Escaping from the world today is difficult. The internet and mobile devices ensure we stay updated on the latest trends, news, memes, fun animal videos, and which friend just had a baby. In this era of screens, likes, shares, downloads and clicks, camp endures as an opportunity to make genuine, human connections. Campers and staff rediscover face-to-face interactions, the beauty of playing outdoors, and organically grow problem-solving and interpersonal skills. For over 150 years, camp hasn’t needed a screen to do this.
Last fall, CBS’s “60 Minutes” produced a story about the National Institute of Health launching a 10-year study following over 11,000 nine and 10-year-olds. Between interviews, observations and brain scans, this study aims to research the effects of screen time on child development. On top of that, smart phones now can track your screen time and suggest breaks. Everywhere, people search for the Goldilocks of tech use. They don’t want too much to fry the brain, not too little to miss out on the benefits, but just the right balance for healthy development.
Unplugging encourages young people to develop 21st Century Skills that aren’t always the focus in school. Camp generously provides opportunities to develop interpersonal, critical thinking, and problem-solving skills. It emphasizes in-person communication and helps foster creativity and innovation through both structured and unstructured activities. Whether learning a new craft in arts or conquering a challenge course with teammates, camp’s old-school ways prepare young people for the new 21st century.

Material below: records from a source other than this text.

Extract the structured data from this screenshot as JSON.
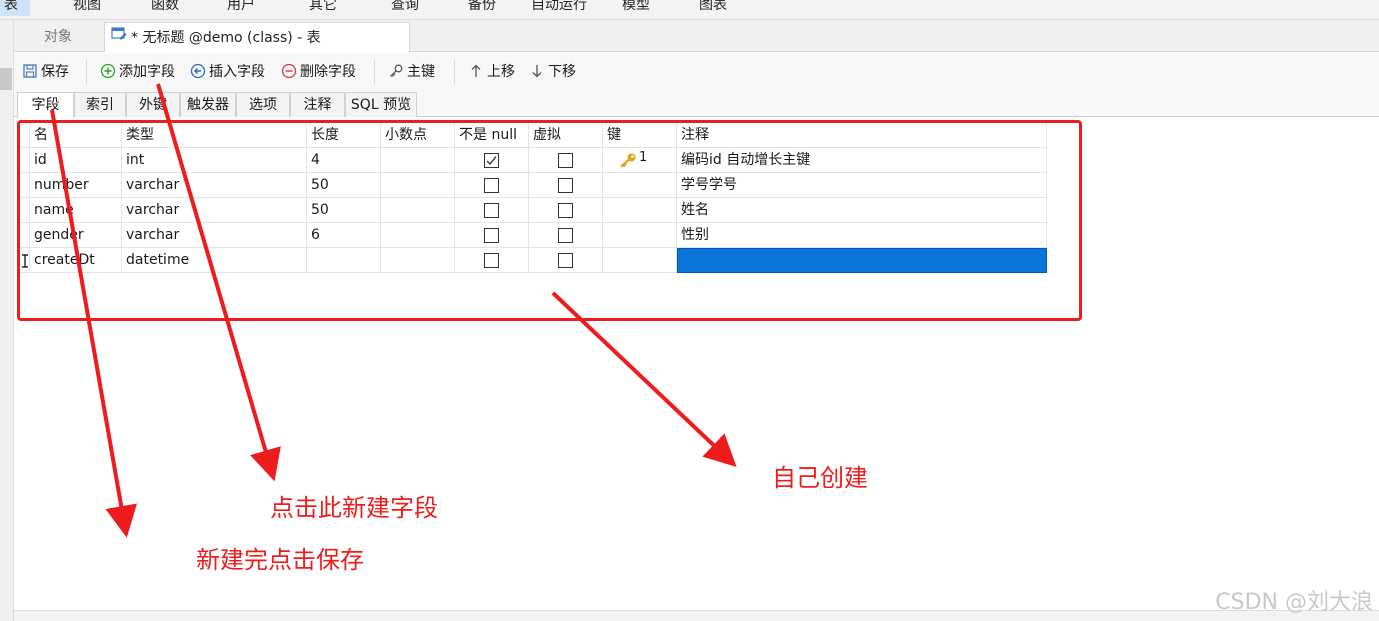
{
  "menu": [
    "表",
    "视图",
    "函数",
    "用户",
    "其它",
    "查询",
    "备份",
    "自动运行",
    "模型",
    "图表"
  ],
  "tabs": {
    "objects": "对象",
    "table": "* 无标题 @demo (class) - 表"
  },
  "toolbar": {
    "save": "保存",
    "add_field": "添加字段",
    "insert_field": "插入字段",
    "delete_field": "删除字段",
    "primary_key": "主键",
    "move_up": "上移",
    "move_down": "下移"
  },
  "subtabs": [
    "字段",
    "索引",
    "外键",
    "触发器",
    "选项",
    "注释",
    "SQL 预览"
  ],
  "grid": {
    "columns": [
      "名",
      "类型",
      "长度",
      "小数点",
      "不是 null",
      "虚拟",
      "键",
      "注释"
    ],
    "rows": [
      {
        "name": "id",
        "type": "int",
        "length": "4",
        "decimal": "",
        "not_null": true,
        "virtual": false,
        "key": "1",
        "comment": "编码id 自动增长主键"
      },
      {
        "name": "number",
        "type": "varchar",
        "length": "50",
        "decimal": "",
        "not_null": false,
        "virtual": false,
        "key": "",
        "comment": "学号学号"
      },
      {
        "name": "name",
        "type": "varchar",
        "length": "50",
        "decimal": "",
        "not_null": false,
        "virtual": false,
        "key": "",
        "comment": "姓名"
      },
      {
        "name": "gender",
        "type": "varchar",
        "length": "6",
        "decimal": "",
        "not_null": false,
        "virtual": false,
        "key": "",
        "comment": "性别"
      },
      {
        "name": "createDt",
        "type": "datetime",
        "length": "",
        "decimal": "",
        "not_null": false,
        "virtual": false,
        "key": "",
        "comment": ""
      }
    ]
  },
  "annotations": {
    "click_new_field": "点击此新建字段",
    "save_after": "新建完点击保存",
    "self_create": "自己创建"
  },
  "watermark": "CSDN @刘大浪",
  "colors": {
    "annotation_red": "#ee1c1c",
    "selection_blue": "#0a74d9",
    "key_gold": "#e2a21b"
  }
}
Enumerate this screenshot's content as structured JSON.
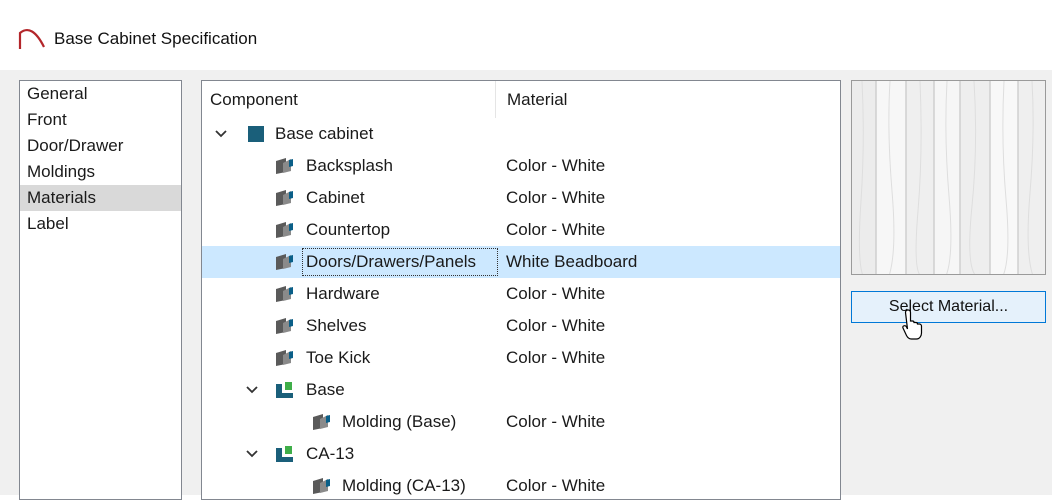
{
  "window": {
    "title": "Base Cabinet Specification"
  },
  "nav": {
    "items": [
      {
        "label": "General"
      },
      {
        "label": "Front"
      },
      {
        "label": "Door/Drawer"
      },
      {
        "label": "Moldings"
      },
      {
        "label": "Materials",
        "selected": true
      },
      {
        "label": "Label"
      }
    ]
  },
  "tree": {
    "headers": {
      "component": "Component",
      "material": "Material"
    },
    "rows": [
      {
        "name": "Base cabinet",
        "material": "",
        "icon": "cabinet-square-icon",
        "expander": "chevron-down-icon"
      },
      {
        "name": "Backsplash",
        "material": "Color - White",
        "icon": "material-swatch-icon"
      },
      {
        "name": "Cabinet",
        "material": "Color - White",
        "icon": "material-swatch-icon"
      },
      {
        "name": "Countertop",
        "material": "Color - White",
        "icon": "material-swatch-icon"
      },
      {
        "name": "Doors/Drawers/Panels",
        "material": "White Beadboard",
        "icon": "material-swatch-icon",
        "selected": true
      },
      {
        "name": "Hardware",
        "material": "Color - White",
        "icon": "material-swatch-icon"
      },
      {
        "name": "Shelves",
        "material": "Color - White",
        "icon": "material-swatch-icon"
      },
      {
        "name": "Toe Kick",
        "material": "Color - White",
        "icon": "material-swatch-icon"
      },
      {
        "name": "Base",
        "material": "",
        "icon": "molding-profile-icon",
        "expander": "chevron-down-icon"
      },
      {
        "name": "Molding (Base)",
        "material": "Color - White",
        "icon": "material-swatch-icon"
      },
      {
        "name": "CA-13",
        "material": "",
        "icon": "molding-profile-icon",
        "expander": "chevron-down-icon"
      },
      {
        "name": "Molding (CA-13)",
        "material": "Color - White",
        "icon": "material-swatch-icon"
      }
    ]
  },
  "preview": {
    "material": "White Beadboard",
    "icon": "beadboard-texture"
  },
  "actions": {
    "select_material_label": "Select Material..."
  },
  "colors": {
    "selection": "#cce8ff",
    "nav_selection": "#d9d9d9",
    "button_accent": "#0078d7",
    "icon_teal": "#1a5f7a",
    "icon_green": "#3fae49"
  }
}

Tracking the National Institute of Health study for the next decade will be interesting. These findings may set the benchmark for what’s considered healthy screen time. Until then, we know the benefits of camp and the screen-free culture most camps embrace. In this environment, camp allows both children and staff a chance to unplug, connect, and explore. For a week, a month, or the whole camp season, consider sending your child to camp for a screen-free alternative this summer.
Provided by the American Camp Association, New England.